Prof. Paul Dolan on LSE Research Highlights

“One of the most common ways we make sense of our lives is through stories. From the earliest cave paintings depicting spirits or symbols, to the fairy tales that offer moral messages to children, stories are a universal reference point helping to guide most people’s choices about how they live.

Professor Paul Dolan new book, The Happiness Myth, follows his bestselling Happiness by Design by looking at how the evidence challenges the narratives at the heart of our idea of wellbeing.”

Read the full article here.

Prof. Paul Dolan on Feel Better, Live More podcast with Dr. Chatterjee
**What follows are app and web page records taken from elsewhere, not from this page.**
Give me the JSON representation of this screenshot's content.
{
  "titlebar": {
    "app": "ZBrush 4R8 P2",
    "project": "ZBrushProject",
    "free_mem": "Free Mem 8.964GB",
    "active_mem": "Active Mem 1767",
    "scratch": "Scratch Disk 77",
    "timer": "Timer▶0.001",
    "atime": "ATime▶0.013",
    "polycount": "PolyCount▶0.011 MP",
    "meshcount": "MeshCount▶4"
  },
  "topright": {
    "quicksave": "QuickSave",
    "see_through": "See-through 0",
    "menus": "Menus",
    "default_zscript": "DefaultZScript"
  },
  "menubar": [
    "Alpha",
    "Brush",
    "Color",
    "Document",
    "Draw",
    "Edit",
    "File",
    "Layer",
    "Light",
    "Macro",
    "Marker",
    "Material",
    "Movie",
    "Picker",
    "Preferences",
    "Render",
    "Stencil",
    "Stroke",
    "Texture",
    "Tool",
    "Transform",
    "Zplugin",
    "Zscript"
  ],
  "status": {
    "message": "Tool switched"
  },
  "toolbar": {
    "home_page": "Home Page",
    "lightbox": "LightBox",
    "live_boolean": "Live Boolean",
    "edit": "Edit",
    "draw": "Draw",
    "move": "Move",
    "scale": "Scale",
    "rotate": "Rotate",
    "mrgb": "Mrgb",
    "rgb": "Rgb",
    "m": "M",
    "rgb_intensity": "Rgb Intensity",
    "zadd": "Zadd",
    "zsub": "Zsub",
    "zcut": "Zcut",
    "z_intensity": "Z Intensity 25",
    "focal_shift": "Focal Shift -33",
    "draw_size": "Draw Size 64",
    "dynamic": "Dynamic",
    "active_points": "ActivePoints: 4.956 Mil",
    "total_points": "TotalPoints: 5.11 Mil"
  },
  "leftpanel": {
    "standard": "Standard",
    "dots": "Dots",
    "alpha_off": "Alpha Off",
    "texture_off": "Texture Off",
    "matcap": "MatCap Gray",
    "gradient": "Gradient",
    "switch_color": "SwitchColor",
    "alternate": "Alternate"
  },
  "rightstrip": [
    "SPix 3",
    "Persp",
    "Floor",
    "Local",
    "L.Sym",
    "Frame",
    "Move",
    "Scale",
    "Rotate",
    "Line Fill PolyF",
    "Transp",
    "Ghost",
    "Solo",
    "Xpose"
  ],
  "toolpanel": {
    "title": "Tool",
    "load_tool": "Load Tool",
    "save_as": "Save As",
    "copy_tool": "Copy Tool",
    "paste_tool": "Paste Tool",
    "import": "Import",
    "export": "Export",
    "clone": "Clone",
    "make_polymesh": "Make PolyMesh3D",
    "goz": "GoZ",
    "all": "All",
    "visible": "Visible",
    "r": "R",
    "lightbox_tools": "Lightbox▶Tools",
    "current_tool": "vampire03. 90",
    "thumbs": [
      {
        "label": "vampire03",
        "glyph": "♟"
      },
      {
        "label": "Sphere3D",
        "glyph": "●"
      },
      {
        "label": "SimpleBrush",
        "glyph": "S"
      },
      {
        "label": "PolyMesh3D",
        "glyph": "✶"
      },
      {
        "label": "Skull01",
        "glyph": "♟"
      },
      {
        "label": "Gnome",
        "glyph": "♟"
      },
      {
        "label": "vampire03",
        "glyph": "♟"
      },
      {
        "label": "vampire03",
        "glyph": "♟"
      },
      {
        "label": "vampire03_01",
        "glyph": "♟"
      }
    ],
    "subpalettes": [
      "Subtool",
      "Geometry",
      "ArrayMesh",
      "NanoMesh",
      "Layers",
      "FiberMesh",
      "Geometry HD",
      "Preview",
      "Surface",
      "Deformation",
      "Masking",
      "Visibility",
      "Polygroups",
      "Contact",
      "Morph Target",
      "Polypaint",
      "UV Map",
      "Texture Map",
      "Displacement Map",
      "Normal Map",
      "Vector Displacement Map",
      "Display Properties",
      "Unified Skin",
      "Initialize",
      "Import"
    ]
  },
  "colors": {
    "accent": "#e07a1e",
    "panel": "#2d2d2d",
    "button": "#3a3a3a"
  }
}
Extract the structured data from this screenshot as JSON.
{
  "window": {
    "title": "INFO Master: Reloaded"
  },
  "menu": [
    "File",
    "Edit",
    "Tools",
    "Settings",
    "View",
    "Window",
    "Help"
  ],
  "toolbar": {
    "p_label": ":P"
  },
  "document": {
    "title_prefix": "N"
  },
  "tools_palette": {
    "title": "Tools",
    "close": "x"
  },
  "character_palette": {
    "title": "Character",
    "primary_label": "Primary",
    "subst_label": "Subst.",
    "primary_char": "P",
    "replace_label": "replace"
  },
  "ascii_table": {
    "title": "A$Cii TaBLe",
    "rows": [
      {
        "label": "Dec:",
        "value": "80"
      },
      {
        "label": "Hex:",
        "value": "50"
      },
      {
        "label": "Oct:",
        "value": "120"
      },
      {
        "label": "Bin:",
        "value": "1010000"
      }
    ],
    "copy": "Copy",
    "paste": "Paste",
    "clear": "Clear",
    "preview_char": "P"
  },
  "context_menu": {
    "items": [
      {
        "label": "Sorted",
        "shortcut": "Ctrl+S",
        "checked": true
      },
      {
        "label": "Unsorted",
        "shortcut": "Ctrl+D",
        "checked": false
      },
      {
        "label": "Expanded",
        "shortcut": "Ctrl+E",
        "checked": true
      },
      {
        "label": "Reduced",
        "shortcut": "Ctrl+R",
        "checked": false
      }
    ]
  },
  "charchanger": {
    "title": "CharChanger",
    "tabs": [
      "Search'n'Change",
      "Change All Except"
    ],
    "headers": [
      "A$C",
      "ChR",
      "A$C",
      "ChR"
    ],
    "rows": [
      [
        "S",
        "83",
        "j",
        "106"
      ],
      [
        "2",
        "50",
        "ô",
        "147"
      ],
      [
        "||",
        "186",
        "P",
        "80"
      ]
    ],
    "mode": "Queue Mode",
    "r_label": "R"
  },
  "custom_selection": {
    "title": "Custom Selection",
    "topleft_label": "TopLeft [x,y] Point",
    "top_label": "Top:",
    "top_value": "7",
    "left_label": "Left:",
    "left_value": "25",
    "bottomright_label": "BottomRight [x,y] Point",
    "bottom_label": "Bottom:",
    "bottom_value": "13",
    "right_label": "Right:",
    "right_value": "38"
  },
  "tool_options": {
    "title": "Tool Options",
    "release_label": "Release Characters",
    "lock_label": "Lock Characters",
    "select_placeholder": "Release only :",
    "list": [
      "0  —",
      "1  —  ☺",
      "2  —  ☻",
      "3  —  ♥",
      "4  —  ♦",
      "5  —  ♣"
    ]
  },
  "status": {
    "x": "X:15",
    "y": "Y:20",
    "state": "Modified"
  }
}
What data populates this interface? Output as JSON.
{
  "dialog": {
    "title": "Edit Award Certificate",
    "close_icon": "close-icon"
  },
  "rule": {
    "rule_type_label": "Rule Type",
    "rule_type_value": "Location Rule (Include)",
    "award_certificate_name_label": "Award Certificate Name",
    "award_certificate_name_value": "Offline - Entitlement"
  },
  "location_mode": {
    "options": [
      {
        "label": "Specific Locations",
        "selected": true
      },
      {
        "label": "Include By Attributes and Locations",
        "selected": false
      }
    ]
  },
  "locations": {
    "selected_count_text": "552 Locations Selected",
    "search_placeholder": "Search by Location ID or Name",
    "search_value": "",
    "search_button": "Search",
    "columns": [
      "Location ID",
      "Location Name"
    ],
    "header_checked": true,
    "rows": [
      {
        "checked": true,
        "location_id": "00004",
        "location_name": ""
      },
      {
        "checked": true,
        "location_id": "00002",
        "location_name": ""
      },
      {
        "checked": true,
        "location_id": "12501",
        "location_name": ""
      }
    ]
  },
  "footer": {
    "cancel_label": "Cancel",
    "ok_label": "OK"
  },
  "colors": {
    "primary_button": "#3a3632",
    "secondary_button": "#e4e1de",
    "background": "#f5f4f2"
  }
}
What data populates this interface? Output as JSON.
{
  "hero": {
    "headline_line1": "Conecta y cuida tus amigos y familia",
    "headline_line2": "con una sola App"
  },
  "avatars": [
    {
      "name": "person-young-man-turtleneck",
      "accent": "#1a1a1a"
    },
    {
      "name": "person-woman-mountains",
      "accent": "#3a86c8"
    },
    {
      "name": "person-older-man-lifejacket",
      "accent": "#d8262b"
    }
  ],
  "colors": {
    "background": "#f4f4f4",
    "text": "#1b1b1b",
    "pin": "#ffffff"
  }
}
“What really makes us happy? Is it a big house, lots of money, marriage and children? Not necessarily. Yet so many of us base what we do upon the ‘stories’ we tell ourselves of what we think should make us happy without paying attention to whether these things actually do make us happy day-to-day. Professor of behavioural science and guest on this week’s podcast, Professor Paul Dolan, believes that happiness is subjective in every way and if we free ourselves from the myth of the perfect life we might each find a life that is worth living.”

Listen to the episode here.

Prof. Paul Dolan writing for the The Telegraph: The secret to happiness? Don’t sweat the big stuff

“On the face of it, it’s rather odd that there is an International Day of Happiness. Don’t we live every day trying to be happy?

Well, not really. As a professor of behavioural science at the London School of Economics and Political Science (LSE), I spend a lot of my working life trying to work out what makes people happy. Often, that means looking beyond what they say makes them happy, and towards the evidence base provided by research, which paints a different picture.”

Read the article here (subscription required).

Prof. Paul Dolan on the Digested podcast talking about Happy Ever After

Whether it’s getting married, having kids or a high-paying job, society loves to tell us how to live our lives. Paul Dolan, professor of Behavioural Science at the LSE, explains why these preconceived narratives can be damaging to us as individuals, and how to find your own route to happiness, in his new book, Happy Ever After.

Event: Reflections on Happy Ever After

Did you miss the LSE book launch of Happy Ever After? Or perhaps you have a burning question that wasn’t answered? Professor Paul Dolan is going to continue the conversation and is holding a more intimate discussion and book signing session where there will be refreshments provided.

After a very short introduction from Paul, the event will be an extended Q&A where you will have the opportunity to ask any questions you may have about escaping the myth of the perfect life.

If you do not already have a copy of the book they will be available for you to purchase at the session, where Paul will sign your book on the day.

(The event has now ended)

The Calmer You Podcast: Ep 42. Escaping The Myth Of The Perfect Life With Professor Paul Dolan

The Calmer You Podcast: In ‘Happy Ever After: Escaping the Myth of the Perfect Life’ bestselling happiness expert Professor Paul Dolan draws on a variety of studies covering issues such as wellbeing, inequality and discrimination to bust the common myths about our sources of happiness. He shows that there can be many unexpected paths to lasting fulfilment. Some of these might involve not going into higher education, choosing not to marry, rewarding acts rooted in self-interest and caring a little less about living for ever.
By freeing ourselves from the myth of the perfect life, we might each find a life worth living.

The Guardian: Want to transform your life? Stop chasing perfection.

“One of the most rigorous articulations of the new mood of acceptance is Happy Ever After: Escaping the Myth of the Perfect Life by Paul Dolan, a professor of behavioural science at the LSE and, the publicity material explains, “an internationally renowned expert in human behaviour and happiness”. His book is a persuasive demolition of many of our cultural stories about how we ought to live, including the idea that there’s anything particularly desirable about being a senior academic or a renowned expert.”

Read the full article here.